The number of fires burning across Australia’s east and south coast has gone under 100 over the weekend for the first time in weeks, bringing relief from a disaster that has scorched an area roughly a third the size of Germany since September.
“Our federal response to these devastating bush fires is comprehensive and unprecedented,” Prime Minister Scott Morrison was cited in a statement announcing the aid.
Some 29 people and millions of animals have been killed so far in the burning bush in Australia — a country famous for its pristine beaches, abundant wildlife and open-air sporting events.
Australian Tourism Industry Council (ATIC), told Reuters earlier that damages to the tourism industry have approached A$1 billion.

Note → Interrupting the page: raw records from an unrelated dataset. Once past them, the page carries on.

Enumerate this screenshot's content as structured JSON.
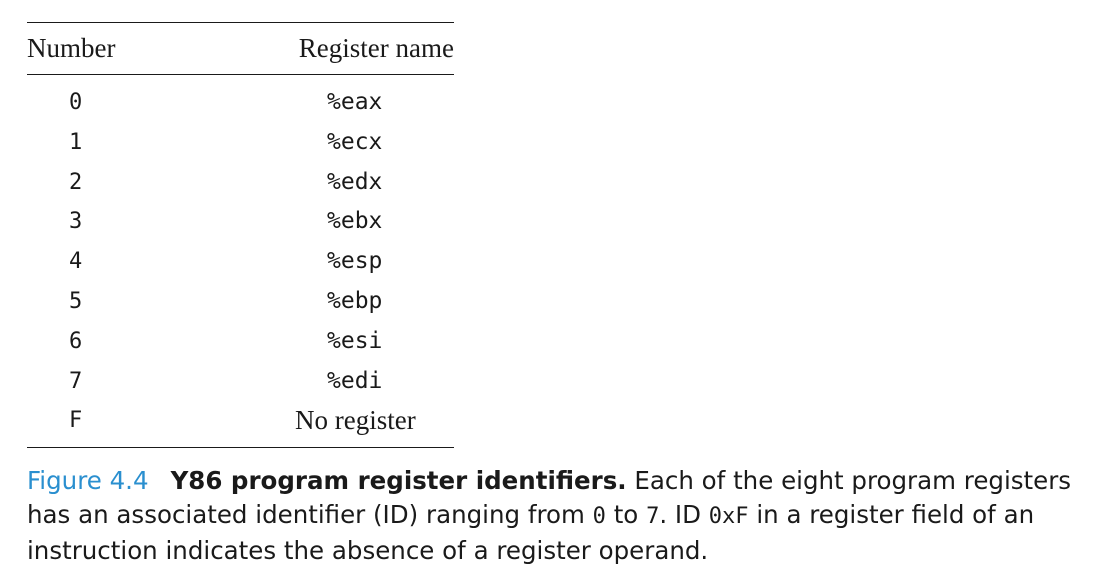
{
  "table": {
    "headers": {
      "number": "Number",
      "register_name": "Register name"
    },
    "rows": [
      {
        "number": "0",
        "name": "%eax",
        "font": "mono"
      },
      {
        "number": "1",
        "name": "%ecx",
        "font": "mono"
      },
      {
        "number": "2",
        "name": "%edx",
        "font": "mono"
      },
      {
        "number": "3",
        "name": "%ebx",
        "font": "mono"
      },
      {
        "number": "4",
        "name": "%esp",
        "font": "mono"
      },
      {
        "number": "5",
        "name": "%ebp",
        "font": "mono"
      },
      {
        "number": "6",
        "name": "%esi",
        "font": "mono"
      },
      {
        "number": "7",
        "name": "%edi",
        "font": "mono"
      },
      {
        "number": "F",
        "name": "No register",
        "font": "serif"
      }
    ]
  },
  "caption": {
    "label": "Figure 4.4",
    "title": "Y86 program register identifiers.",
    "text_1": " Each of the eight program registers has an associated identifier (ID) ranging from ",
    "code_1": "0",
    "text_2": " to ",
    "code_2": "7",
    "text_3": ". ID ",
    "code_3": "0xF",
    "text_4": " in a register field of an instruction indicates the absence of a register operand.",
    "label_color": "#2a8fcf"
  }
}
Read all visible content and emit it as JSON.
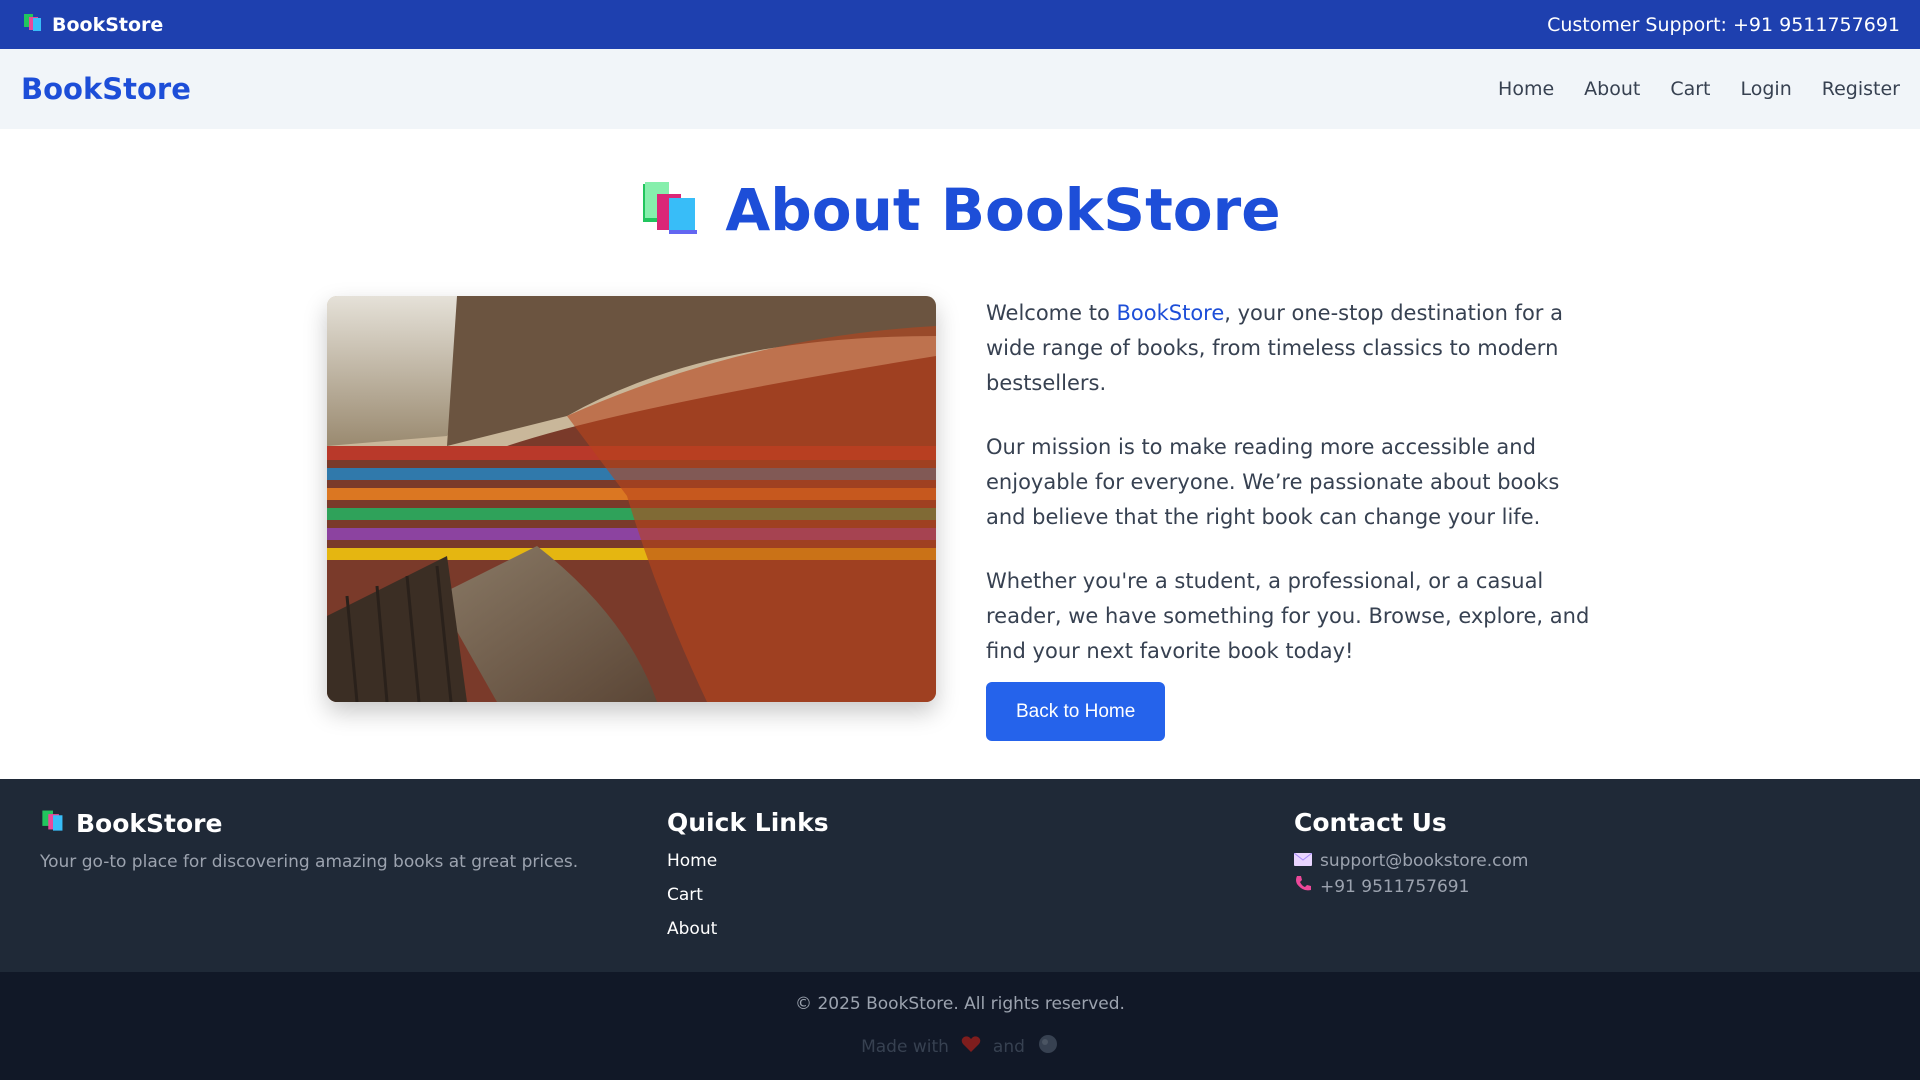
{
  "topbar": {
    "brand": "BookStore",
    "support": "Customer Support: +91 9511757691"
  },
  "nav": {
    "logo": "BookStore",
    "links": [
      "Home",
      "About",
      "Cart",
      "Login",
      "Register"
    ]
  },
  "main": {
    "title": "About BookStore",
    "image_alt": "Library bookshelves",
    "para1_prefix": "Welcome to ",
    "para1_brand": "BookStore",
    "para1_suffix": ", your one-stop destination for a wide range of books, from timeless classics to modern bestsellers.",
    "para2": "Our mission is to make reading more accessible and enjoyable for everyone. We’re passionate about books and believe that the right book can change your life.",
    "para3": "Whether you're a student, a professional, or a casual reader, we have something for you. Browse, explore, and find your next favorite book today!",
    "button": "Back to Home"
  },
  "footer": {
    "brand": "BookStore",
    "description": "Your go-to place for discovering amazing books at great prices.",
    "quick_links_title": "Quick Links",
    "quick_links": [
      "Home",
      "Cart",
      "About"
    ],
    "contact_title": "Contact Us",
    "email": "support@bookstore.com",
    "phone": "+91 9511757691"
  },
  "bottom": {
    "copyright": "© 2025 BookStore. All rights reserved.",
    "made_with": "Made with",
    "and": "and"
  },
  "colors": {
    "topbar_bg": "#1e40af",
    "accent": "#1d4ed8",
    "button_bg": "#2563eb",
    "footer_bg": "#1f2937",
    "bottom_bg": "#111827"
  }
}
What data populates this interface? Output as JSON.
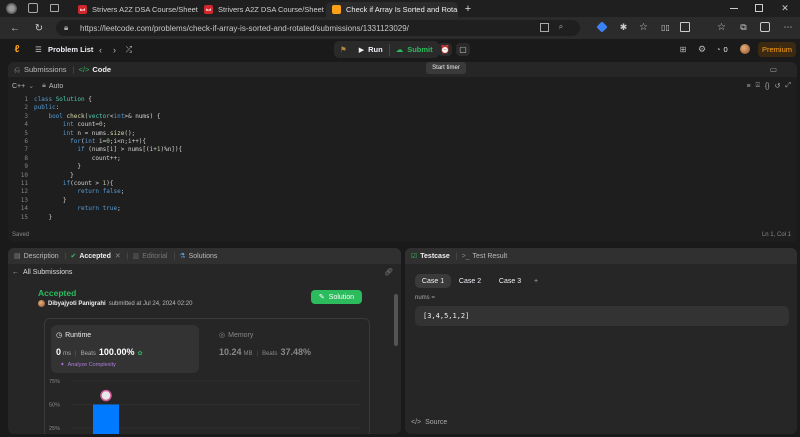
{
  "browser": {
    "tabs": [
      {
        "title": "Strivers A2Z DSA Course/Sheet -",
        "favicon": "tuf",
        "active": false
      },
      {
        "title": "Strivers A2Z DSA Course/Sheet -",
        "favicon": "tuf",
        "active": false
      },
      {
        "title": "Check if Array Is Sorted and Rota",
        "favicon": "leetcode",
        "active": true
      }
    ],
    "favicon_tuf_text": "tuf",
    "new_tab_glyph": "+",
    "url": "https://leetcode.com/problems/check-if-array-is-sorted-and-rotated/submissions/1331123029/"
  },
  "nav": {
    "problem_list": "Problem List",
    "run": "Run",
    "submit": "Submit",
    "tooltip": "Start timer",
    "streak": "0",
    "premium": "Premium"
  },
  "editor": {
    "tab_submissions": "Submissions",
    "tab_code": "Code",
    "language": "C++",
    "auto": "Auto",
    "status": "Saved",
    "cursor": "Ln 1, Col 1",
    "line_numbers": [
      "1",
      "2",
      "3",
      "4",
      "5",
      "6",
      "7",
      "8",
      "9",
      "10",
      "11",
      "12",
      "13",
      "14",
      "15"
    ],
    "code_lines": [
      "class Solution {",
      "public:",
      "    bool check(vector<int>& nums) {",
      "        int count=0;",
      "        int n = nums.size();",
      "          for(int i=0;i<n;i++){",
      "            if (nums[i] > nums[(i+1)%n]){",
      "                count++;",
      "            }",
      "          }",
      "        if(count > 1){",
      "            return false;",
      "        }",
      "            return true;",
      "    }"
    ]
  },
  "left_panel": {
    "tabs": {
      "description": "Description",
      "accepted": "Accepted",
      "editorial": "Editorial",
      "solutions": "Solutions"
    },
    "back": "All Submissions",
    "status": "Accepted",
    "user": "Dibyajyoti Panigrahi",
    "submitted_at": "submitted at Jul 24, 2024 02:20",
    "solution_button": "Solution",
    "runtime": {
      "label": "Runtime",
      "value": "0",
      "unit": "ms",
      "beats_label": "Beats",
      "beats": "100.00%",
      "analyze": "Analyze Complexity"
    },
    "memory": {
      "label": "Memory",
      "value": "10.24",
      "unit": "MB",
      "beats_label": "Beats",
      "beats": "37.48%"
    }
  },
  "chart_data": {
    "type": "bar",
    "ylabels": [
      "75%",
      "50%",
      "25%"
    ],
    "yticks": [
      75,
      50,
      25
    ],
    "ylim": [
      25,
      75
    ],
    "values": [
      50
    ],
    "bar_color": "#007aff"
  },
  "right_panel": {
    "tab_testcase": "Testcase",
    "tab_result": "Test Result",
    "cases": [
      "Case 1",
      "Case 2",
      "Case 3"
    ],
    "add_case": "+",
    "param_label": "nums =",
    "param_value": "[3,4,5,1,2]",
    "source": "Source"
  },
  "colors": {
    "accent_green": "#2cbb5d",
    "accent_orange": "#ffa116",
    "bar_blue": "#007aff"
  }
}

The Australian Tourism Export Council, another peak tourism body, told the Australian Financial Review that the losses may go above A$4.5 billion by the end of the year.
Asked on ABC News television on Sunday whether A$76 million is sufficient, Tourism Minister Simon Birmingham said it was an initial package.
“There may need to be additional support and funding as we work through this recovery,” Birmingham said, according to a transcript of the interview.
Tourism has been an increasingly vital part of Australia’s economy, accounting for more than 3 percent of annual economic output.
Victoria, New South Wales and Queensland, three of the states that are popular tourist destinations but which have been hit hard by the fires, are now dealing with rain bucketing down in some areas, causing floods and landslides.
Meteorologists expect more rain in Australia’s east and south on Sunday and Monday, which should further help firefighters. As of Sunday, there were 69 bush fires in New South Wales, a third of them still yet to be contained.
Storms are expected to lash parts of Victoria, but there were still 14 fires burning on Sunday, with some big blazes in the state’s mountain region known for hiking.
Fears of smoke from the fires disrupting the Australian Open tennis tournament receded in Melbourne, where the main tournament was due to start on Monday.